[UPDATE: 12 noon 22/10/2019: Wow, what a coincidence! Richard Dawkins was on the Joe Rogan podcast a few hours ago!]
No, I’m not trying to evangelise or convert anyone to religion. But in this post, I’d like to describe a really simple, practical reason for believing in God.
Believing in God (or a Higher Power) makes it easier to deal with life. And dealing with life is often not easy, so we should take whatever help we can get!Bollinger, R. (2019)
When I was a teenager, I was an Evangelical Christian for a few years. There were several benefits which I experienced first-hand.
I loved the sense of community and one-ness, especially when we sang together. It’s also a lovely feeling to know that your Creator loves you and cares for you, no matter what.
But, as I grew older, I became troubled by the apparent conflicts between science and religion. There seemed to be little or no scientific evidence that God exists.
At the time, I felt that science was the ultimate arbiter of truth… if science said a certain belief was probably wrong, then it made sense to go where the science led.

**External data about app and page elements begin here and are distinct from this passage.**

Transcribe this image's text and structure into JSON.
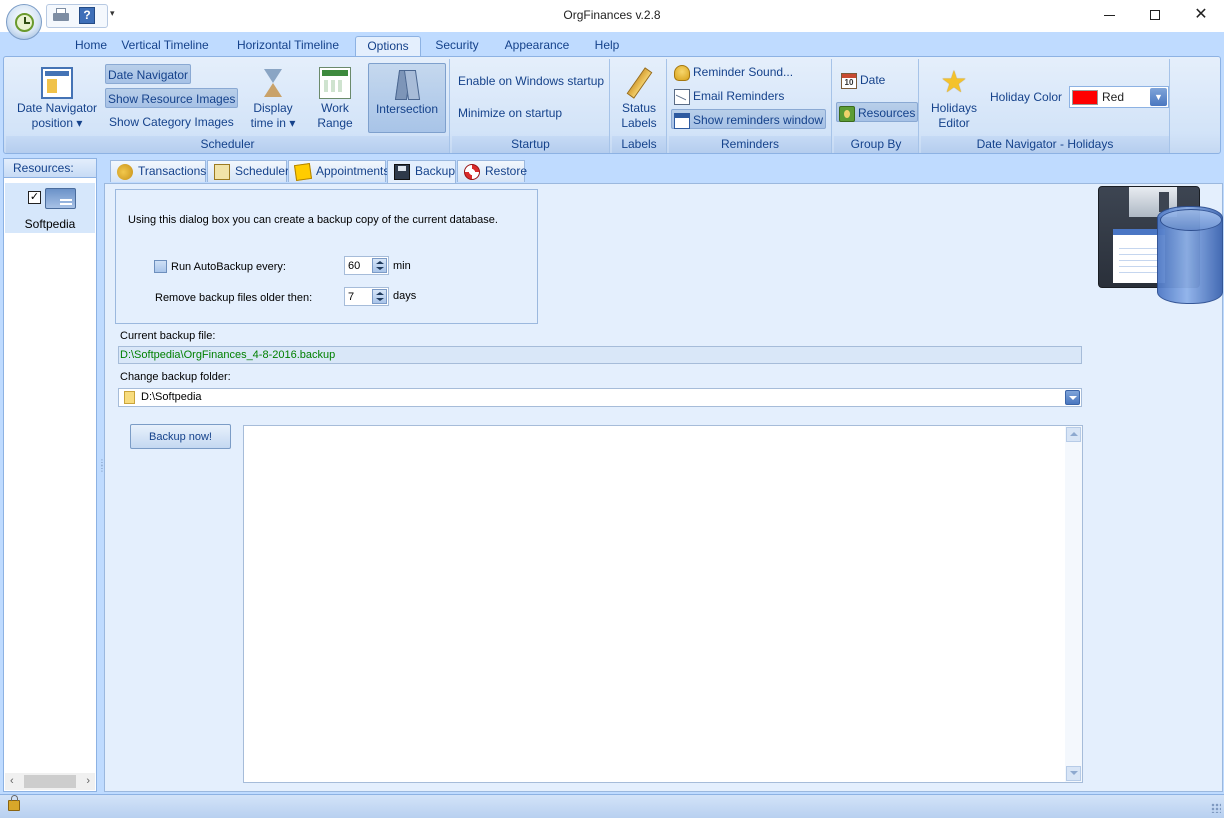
{
  "window": {
    "title": "OrgFinances v.2.8",
    "controls": {
      "minimize": "—",
      "maximize": "☐",
      "close": "✕"
    }
  },
  "quick_access": {
    "dropdown_glyph": "▾"
  },
  "ribbon_tabs": [
    {
      "label": "Home"
    },
    {
      "label": "Vertical Timeline"
    },
    {
      "label": "Horizontal Timeline"
    },
    {
      "label": "Options",
      "active": true
    },
    {
      "label": "Security"
    },
    {
      "label": "Appearance"
    },
    {
      "label": "Help"
    }
  ],
  "ribbon": {
    "scheduler": {
      "group_label": "Scheduler",
      "date_navigator_position": "Date Navigator position ▾",
      "date_navigator": "Date Navigator",
      "show_resource_images": "Show Resource Images",
      "show_category_images": "Show Category Images",
      "display_time_in": "Display time in ▾",
      "work_range": "Work Range",
      "intersection": "Intersection"
    },
    "startup": {
      "group_label": "Startup",
      "enable_on_windows_startup": "Enable on Windows startup",
      "minimize_on_startup": "Minimize on startup"
    },
    "labels": {
      "group_label": "Labels",
      "status_labels": "Status Labels"
    },
    "reminders": {
      "group_label": "Reminders",
      "reminder_sound": "Reminder Sound...",
      "email_reminders": "Email Reminders",
      "show_reminders_window": "Show reminders window"
    },
    "group_by": {
      "group_label": "Group By",
      "date": "Date",
      "resources": "Resources",
      "calendar_day": "10"
    },
    "holidays": {
      "group_label": "Date Navigator - Holidays",
      "holidays_editor": "Holidays Editor",
      "holiday_color_label": "Holiday Color",
      "holiday_color_value": "Red",
      "holiday_color_hex": "#ff0000"
    }
  },
  "resources_panel": {
    "header": "Resources:",
    "items": [
      {
        "name": "Softpedia",
        "checked": true,
        "check_glyph": "✓"
      }
    ]
  },
  "doc_tabs": [
    {
      "label": "Transactions"
    },
    {
      "label": "Scheduler"
    },
    {
      "label": "Appointments"
    },
    {
      "label": "Backup",
      "active": true
    },
    {
      "label": "Restore"
    }
  ],
  "backup": {
    "intro": "Using this dialog box you can create a backup copy of the current database.",
    "autobackup_label": "Run AutoBackup every:",
    "autobackup_value": "60",
    "autobackup_unit": "min",
    "autobackup_checked": false,
    "remove_label": "Remove backup files older then:",
    "remove_value": "7",
    "remove_unit": "days",
    "current_file_label": "Current backup file:",
    "current_file": "D:\\Softpedia\\OrgFinances_4-8-2016.backup",
    "change_folder_label": "Change backup folder:",
    "folder": "D:\\Softpedia",
    "backup_button": "Backup now!"
  },
  "colors": {
    "accent": "#15428b",
    "ribbon_bg": "#bfdbff",
    "file_text": "#008000"
  }
}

So, for most of my adult life, I described myself as an atheist. But I still wished that I believed in God. Christians often seemed to have a warm glow, a sense of peace and happiness, that eluded non-believers.
According to several studies, religious people are happier, have fewer health problems and tend to live longer than the non-religious. These are not trivial benefits!
Since my Spiritual Awakening in mid-August, I’ve questioned many aspects of reality and re-assessed my belief systems.
I remember chatting with my good friend Tim Brownson about an idea I was toying with. I asked him, “Is it worth believing in something, even if objectively we suspect it might not be true?”
Tim replied that he felt in his gut that it probably was worth this self-delusion, even though this flew in the face of so much of his scientific learning.
My gut feeling agreed with Tim’s. So I decided to start testing this idea out…
What would my life look like if I started choosing to believe in ideas purely because the act of believing in them seems to confer certain benefits, even if modern science casts doubt on their ultimate truthfulness?
When you start thinking of beliefs in terms of their usefulness, they make a lot more sense…
- I believe in God, because it helps me to feel loved and cared for.
- When bad things happen, I tell myself it’s all part of God’s plan, because it helps to reduce the despair and suffering I’d otherwise experience.
- I believe that Jesus died on the cross for my sins, because it means that I am worth saving. No matter how pathetic and low I might feel, God will always love me enough to sacrifice His only Son for me. When I value myself, I become more productive.
Atheists such as Richard Dawkins have scoffed at these beliefs, calling them little more than infantile “comfort blankets”.
But let’s get real for a second…
Life can be fucking hard.
Just look at the global suicide statistics (source: WHO)
- Suicide is the second leading cause of death among 15-29 year olds globally.
- Close to 800,000 people die due to suicide every year, which is one person every 40 seconds.
- There are indications that for each adult who died by suicide there may have been more than 20 others attempting suicide.
And this sobering stat about depression:
- Depression affects 20-25% of Americans ages 18+ in a given year. (source: CDC)
It’s clear to me that many of us need as much help as possible getting through life.
“Life is suffering, tainted by malevolence.”Dr. Jordan Peterson
Humans need hope in order to survive. We need to find meaning in our lives. We need a reason to get out of bed in the morning. We need to feel wanted and loved.
For many people, religious and spiritual beliefs give them the strength to carry on living. Their “comfort blanket” literally keeps them alive.
As someone with lifelong depression who has been close to suicide several times in his life, I’d tell Richard Dawkins to fuck off with his “comfort blanket” comment.
Even if you’ve never had depression or been suicidal, your religious or spiritual beliefs can reduce the amount of suffering you might experience. Why would you not want a reduction in anxiety, depression, stress or fear?
Look at the opioid crisis in the US. Which do we think is better: getting people addicted to powerful drugs so they can (temporarily) cope with life, or allowing people to have relatively harmless beliefs which enable them to live meaningful and productive lives?
Look, I’m not saying that there aren’t problems with religion. It’s blindingly obvious that there are problems caused by religion.
But let’s not throw the baby away with the bathwater.
What if we can pick and choose the elements of religion and spirituality which we find personally beneficial, and ignore the rest?
My argument is that we can do this, and we should.
When you’re hopeless and lying in the gutter, you don’t slap away a helping hand. You’ll take all the help you can to get back on your feet.
“Do I believe in God? Well, I act as though He exists.”Dr. Jordan Peterson